(Data to process Opens)
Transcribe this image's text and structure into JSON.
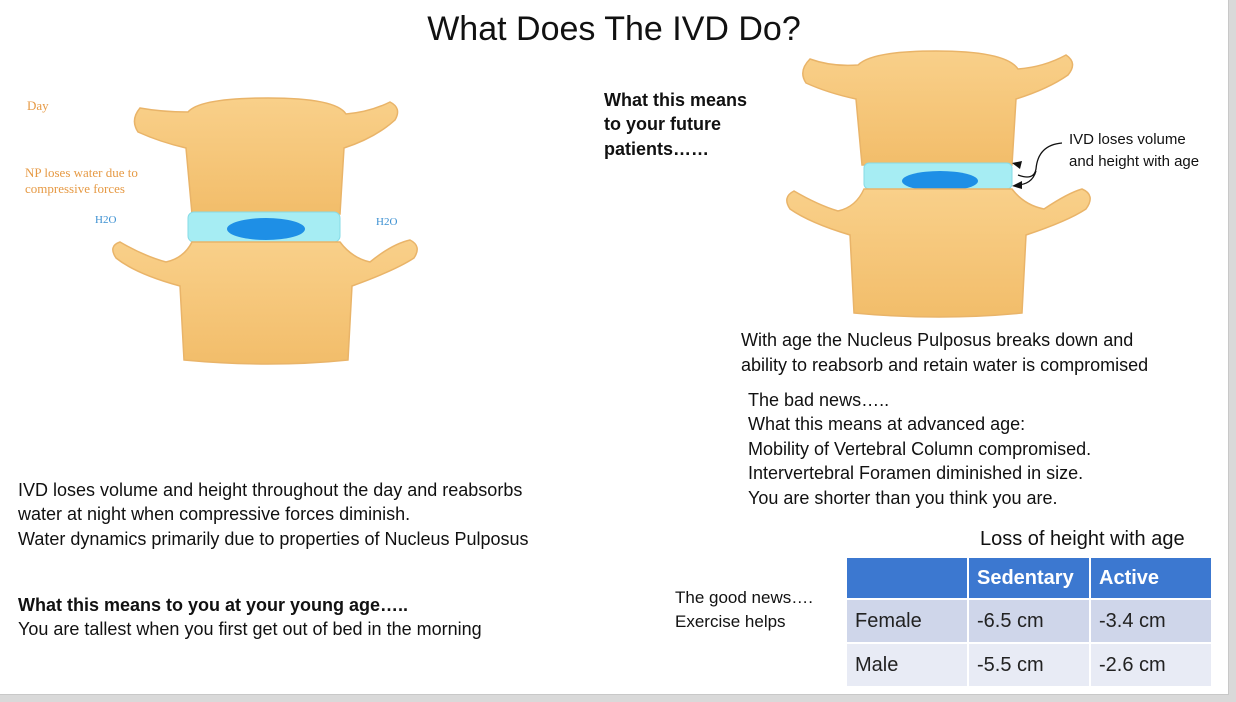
{
  "title": "What Does The IVD Do?",
  "left_diagram": {
    "day_label": "Day",
    "np_label_line1": "NP loses water due to",
    "np_label_line2": "compressive forces",
    "h2o_left": "H2O",
    "h2o_right": "H2O"
  },
  "left_text": {
    "line1": "IVD loses volume and height throughout the day and reabsorbs",
    "line2": "water at night when compressive forces diminish.",
    "line3": "Water dynamics primarily due to properties of Nucleus Pulposus",
    "young_heading": "What this means to you at your young age…..",
    "young_text": "You are tallest when you first get out of bed in the morning"
  },
  "future": {
    "line1": "What this means",
    "line2": "to your future",
    "line3": "patients……"
  },
  "right_diagram": {
    "callout_line1": "IVD loses volume",
    "callout_line2": "and height with age"
  },
  "age_text": {
    "line1": "With age the Nucleus Pulposus breaks down and",
    "line2": "ability to reabsorb and retain water is compromised"
  },
  "bad_news": {
    "line1": "The bad news…..",
    "line2": "What this means at advanced age:",
    "line3": "Mobility of Vertebral Column compromised.",
    "line4": "Intervertebral Foramen diminished in size.",
    "line5": "You are shorter than you think you are."
  },
  "good_news": {
    "line1": "The good news….",
    "line2": "Exercise helps"
  },
  "table": {
    "caption": "Loss of height with age",
    "headers": [
      "",
      "Sedentary",
      "Active"
    ],
    "rows": [
      [
        "Female",
        "-6.5 cm",
        "-3.4 cm"
      ],
      [
        "Male",
        "-5.5 cm",
        "-2.6 cm"
      ]
    ]
  },
  "colors": {
    "bone": "#f7c77a",
    "disc": "#a6edf3",
    "nucleus": "#1e8fe6",
    "table_header": "#3c78d0"
  }
}
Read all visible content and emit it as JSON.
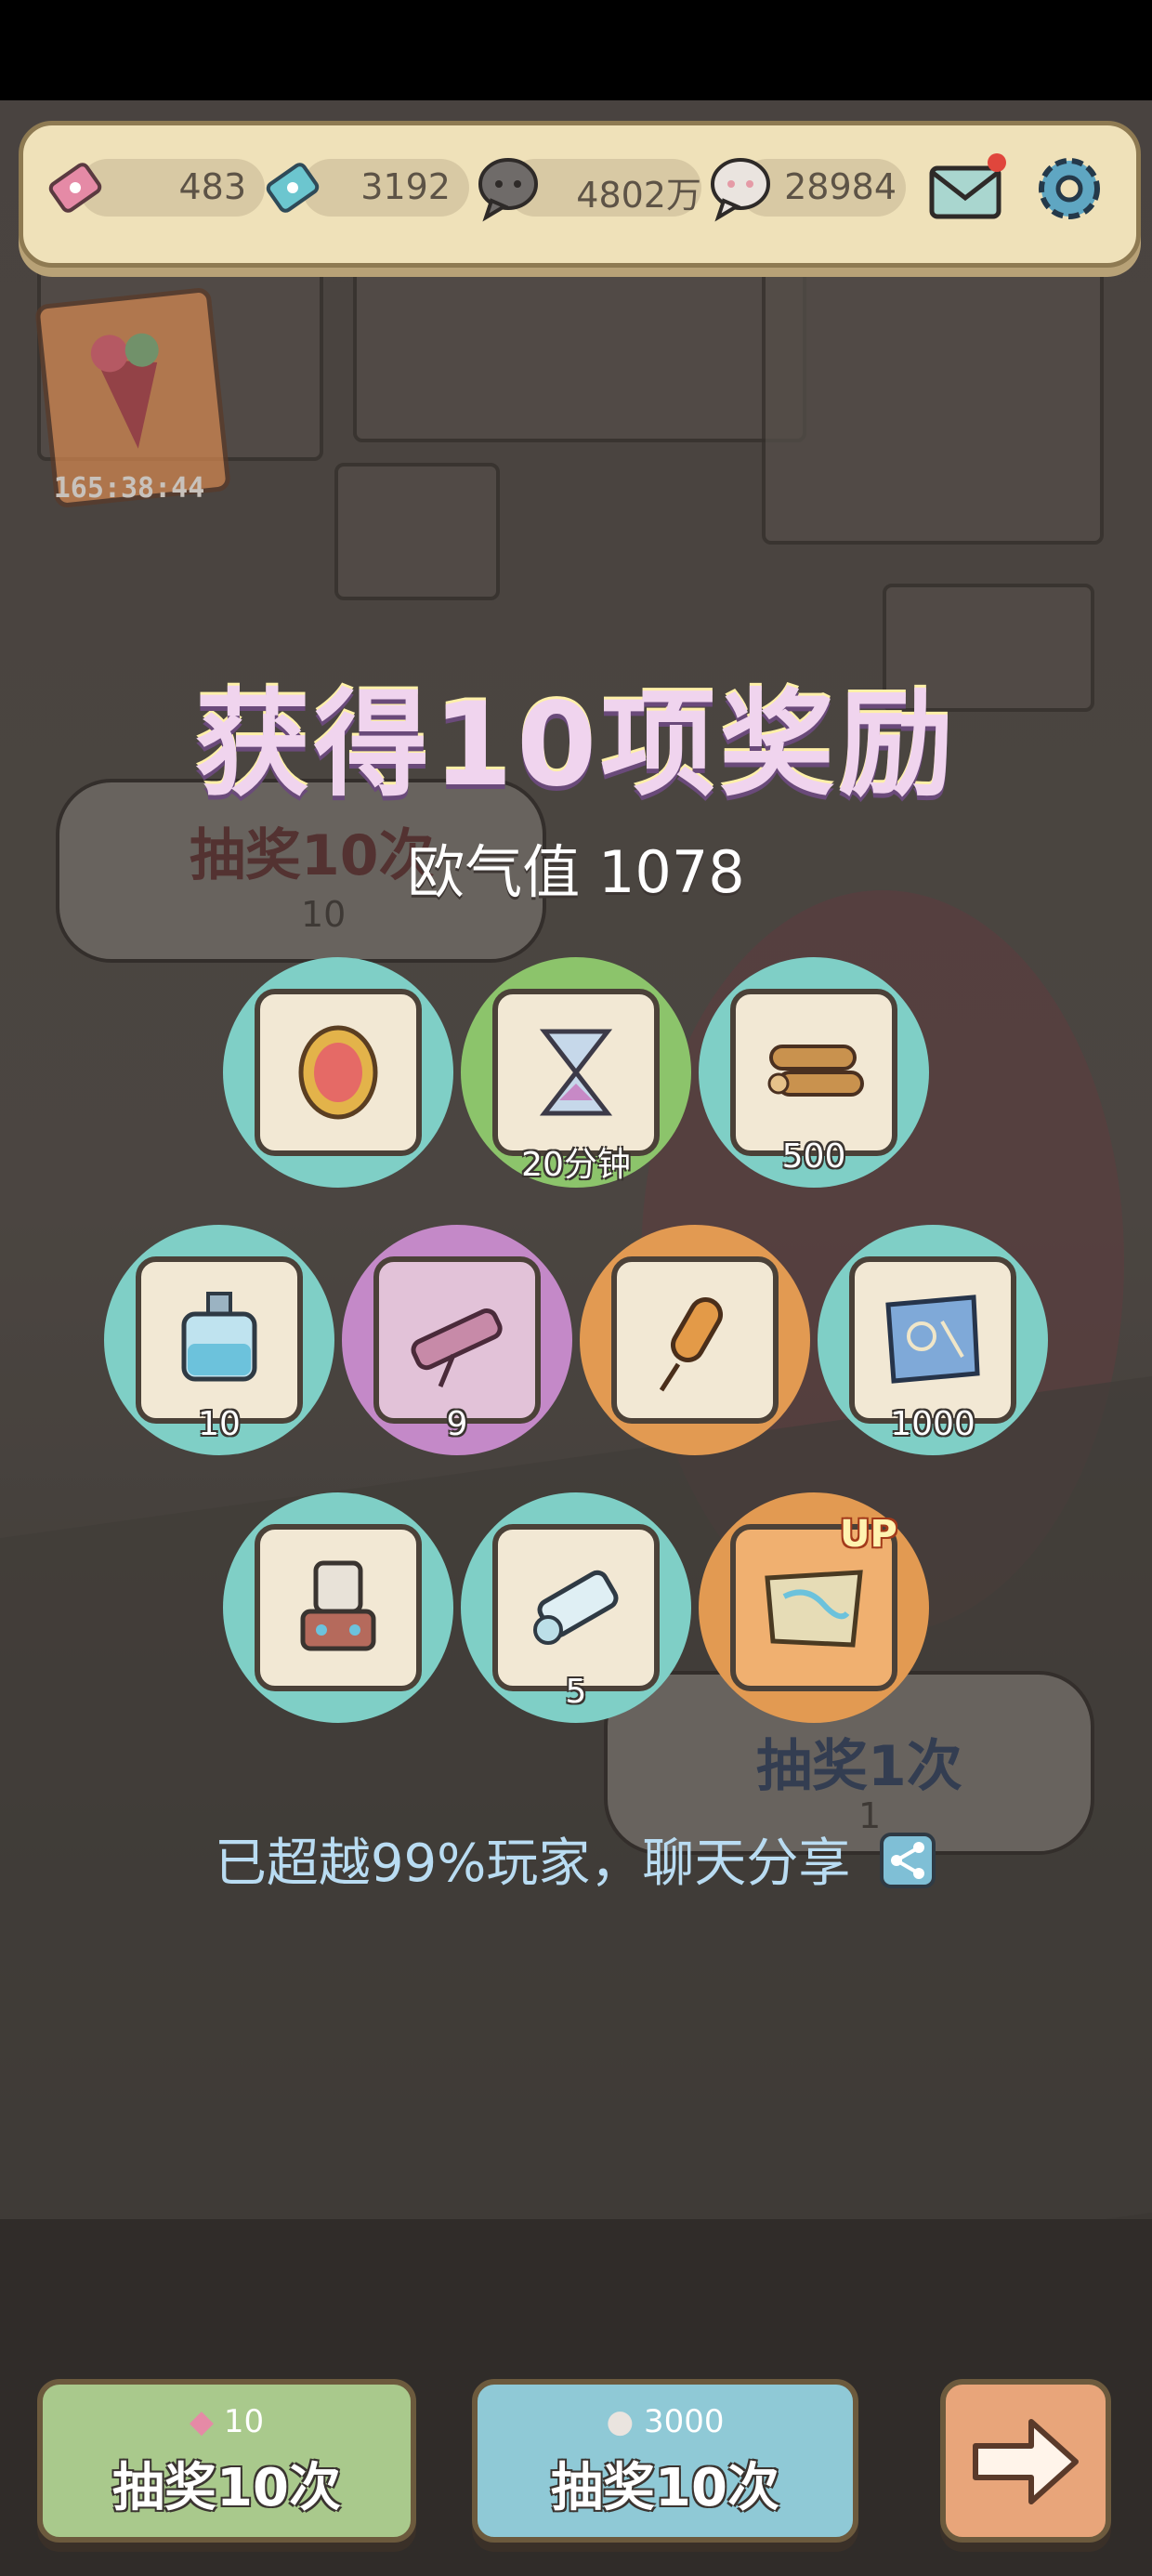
{
  "resources": {
    "ticket_pink": "483",
    "ticket_blue": "3192",
    "coin_dark": "4802万",
    "coin_light": "28984"
  },
  "event_timer": "165:38:44",
  "background": {
    "draw10_label": "抽奖10次",
    "draw10_cost": "10",
    "draw1_label": "抽奖1次",
    "draw1_cost": "1"
  },
  "result": {
    "title": "获得10项奖励",
    "luck_label": "欧气值",
    "luck_value": "1078",
    "items": [
      {
        "icon": "gold-mirror-icon",
        "ring": "#7fcfc6",
        "qty": ""
      },
      {
        "icon": "hourglass-icon",
        "ring": "#8cc46b",
        "qty": "20分钟"
      },
      {
        "icon": "wood-logs-icon",
        "ring": "#7fcfc6",
        "qty": "500"
      },
      {
        "icon": "perfume-bottle-icon",
        "ring": "#7fcfc6",
        "qty": "10"
      },
      {
        "icon": "telescope-icon",
        "ring": "#c489c8",
        "qty": "9"
      },
      {
        "icon": "corndog-icon",
        "ring": "#e29a52",
        "qty": ""
      },
      {
        "icon": "blueprint-icon",
        "ring": "#7fcfc6",
        "qty": "1000"
      },
      {
        "icon": "machine-tower-icon",
        "ring": "#7fcfc6",
        "qty": ""
      },
      {
        "icon": "scroll-icon",
        "ring": "#7fcfc6",
        "qty": "5"
      },
      {
        "icon": "treasure-map-icon",
        "ring": "#e29a52",
        "qty": "",
        "badge": "UP"
      }
    ],
    "share_text": "已超越99%玩家，聊天分享"
  },
  "buttons": {
    "ticket_draw": {
      "cost": "10",
      "label": "抽奖10次"
    },
    "coin_draw": {
      "cost": "3000",
      "label": "抽奖10次"
    }
  },
  "colors": {
    "ring_teal": "#7fcfc6",
    "ring_green": "#8cc46b",
    "ring_purple": "#c489c8",
    "ring_orange": "#e29a52",
    "button_green": "#a9c98c",
    "button_blue": "#8fc9d6",
    "button_orange": "#e8a57a"
  }
}
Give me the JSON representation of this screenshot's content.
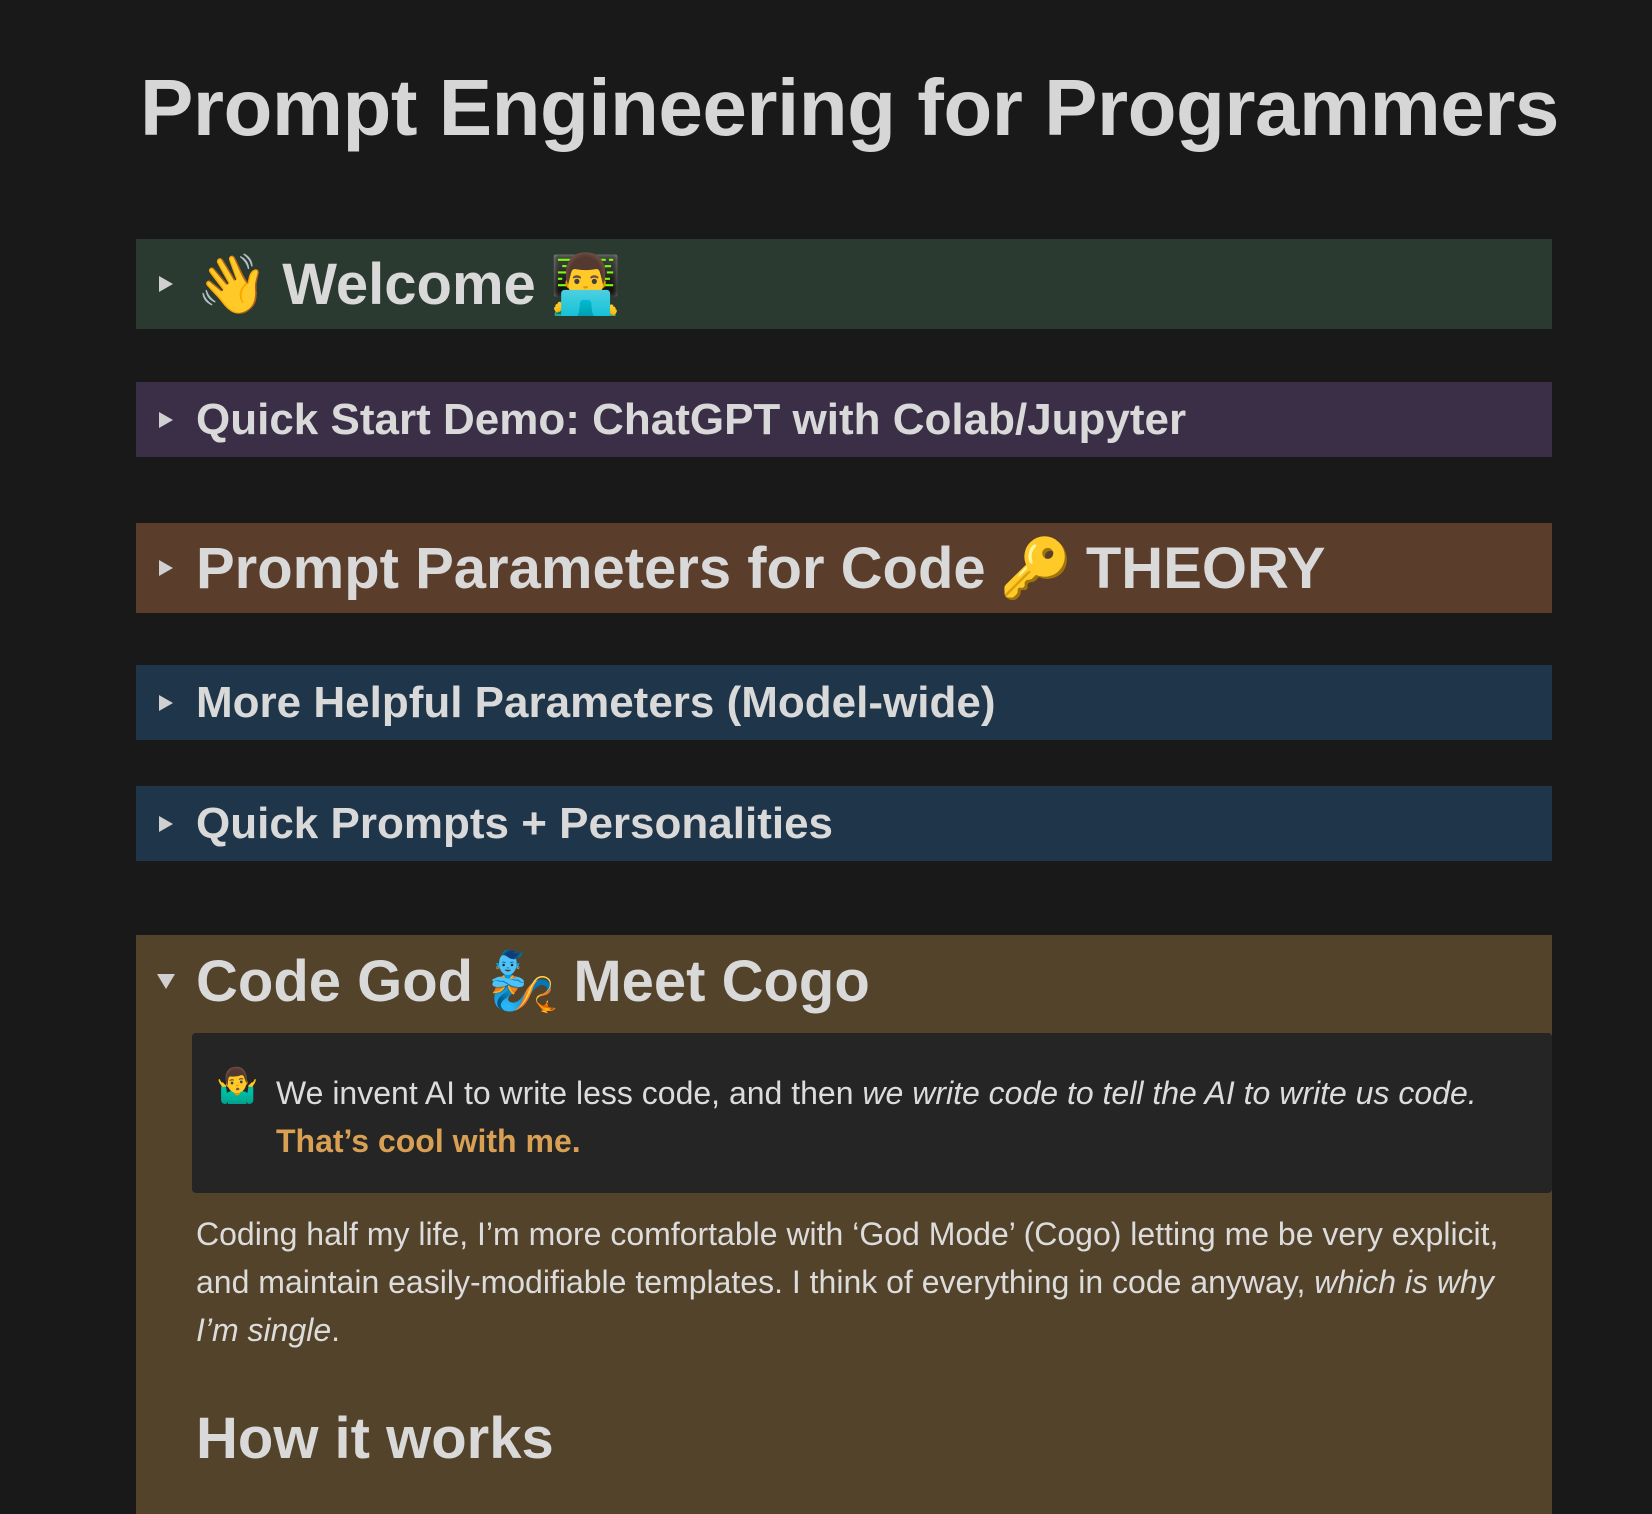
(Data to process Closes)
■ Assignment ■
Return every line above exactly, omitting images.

■ Solution below ■
Transcribe this image's text and structure into JSON.
{
  "title": "What Does The IVD Do?",
  "left_diagram": {
    "day_label": "Day",
    "np_label_line1": "NP loses water due to",
    "np_label_line2": "compressive forces",
    "h2o_left": "H2O",
    "h2o_right": "H2O"
  },
  "left_text": {
    "line1": "IVD loses volume and height throughout the day and reabsorbs",
    "line2": "water at night when compressive forces diminish.",
    "line3": "Water dynamics primarily due to properties of Nucleus Pulposus",
    "young_heading": "What this means to you at your young age…..",
    "young_text": "You are tallest when you first get out of bed in the morning"
  },
  "future": {
    "line1": "What this means",
    "line2": "to your future",
    "line3": "patients……"
  },
  "right_diagram": {
    "callout_line1": "IVD loses volume",
    "callout_line2": "and height with age"
  },
  "age_text": {
    "line1": "With age the Nucleus Pulposus breaks down and",
    "line2": "ability to reabsorb and retain water is compromised"
  },
  "bad_news": {
    "line1": "The bad news…..",
    "line2": "What this means at advanced age:",
    "line3": "Mobility of Vertebral Column compromised.",
    "line4": "Intervertebral Foramen diminished in size.",
    "line5": "You are shorter than you think you are."
  },
  "good_news": {
    "line1": "The good news….",
    "line2": "Exercise helps"
  },
  "table": {
    "caption": "Loss of height with age",
    "headers": [
      "",
      "Sedentary",
      "Active"
    ],
    "rows": [
      [
        "Female",
        "-6.5 cm",
        "-3.4 cm"
      ],
      [
        "Male",
        "-5.5 cm",
        "-2.6 cm"
      ]
    ]
  },
  "colors": {
    "bone": "#f7c77a",
    "disc": "#a6edf3",
    "nucleus": "#1e8fe6",
    "table_header": "#3c78d0"
  }
}
Read all visible content and emit it as JSON.
{
  "resources": {
    "ticket_pink": "483",
    "ticket_blue": "3192",
    "coin_dark": "4802万",
    "coin_light": "28984"
  },
  "event_timer": "165:38:44",
  "background": {
    "draw10_label": "抽奖10次",
    "draw10_cost": "10",
    "draw1_label": "抽奖1次",
    "draw1_cost": "1"
  },
  "result": {
    "title": "获得10项奖励",
    "luck_label": "欧气值",
    "luck_value": "1078",
    "items": [
      {
        "icon": "gold-mirror-icon",
        "ring": "#7fcfc6",
        "qty": ""
      },
      {
        "icon": "hourglass-icon",
        "ring": "#8cc46b",
        "qty": "20分钟"
      },
      {
        "icon": "wood-logs-icon",
        "ring": "#7fcfc6",
        "qty": "500"
      },
      {
        "icon": "perfume-bottle-icon",
        "ring": "#7fcfc6",
        "qty": "10"
      },
      {
        "icon": "telescope-icon",
        "ring": "#c489c8",
        "qty": "9"
      },
      {
        "icon": "corndog-icon",
        "ring": "#e29a52",
        "qty": ""
      },
      {
        "icon": "blueprint-icon",
        "ring": "#7fcfc6",
        "qty": "1000"
      },
      {
        "icon": "machine-tower-icon",
        "ring": "#7fcfc6",
        "qty": ""
      },
      {
        "icon": "scroll-icon",
        "ring": "#7fcfc6",
        "qty": "5"
      },
      {
        "icon": "treasure-map-icon",
        "ring": "#e29a52",
        "qty": "",
        "badge": "UP"
      }
    ],
    "share_text": "已超越99%玩家，聊天分享"
  },
  "buttons": {
    "ticket_draw": {
      "cost": "10",
      "label": "抽奖10次"
    },
    "coin_draw": {
      "cost": "3000",
      "label": "抽奖10次"
    }
  },
  "colors": {
    "ring_teal": "#7fcfc6",
    "ring_green": "#8cc46b",
    "ring_purple": "#c489c8",
    "ring_orange": "#e29a52",
    "button_green": "#a9c98c",
    "button_blue": "#8fc9d6",
    "button_orange": "#e8a57a"
  }
}
Give me the JSON representation of this screenshot's content.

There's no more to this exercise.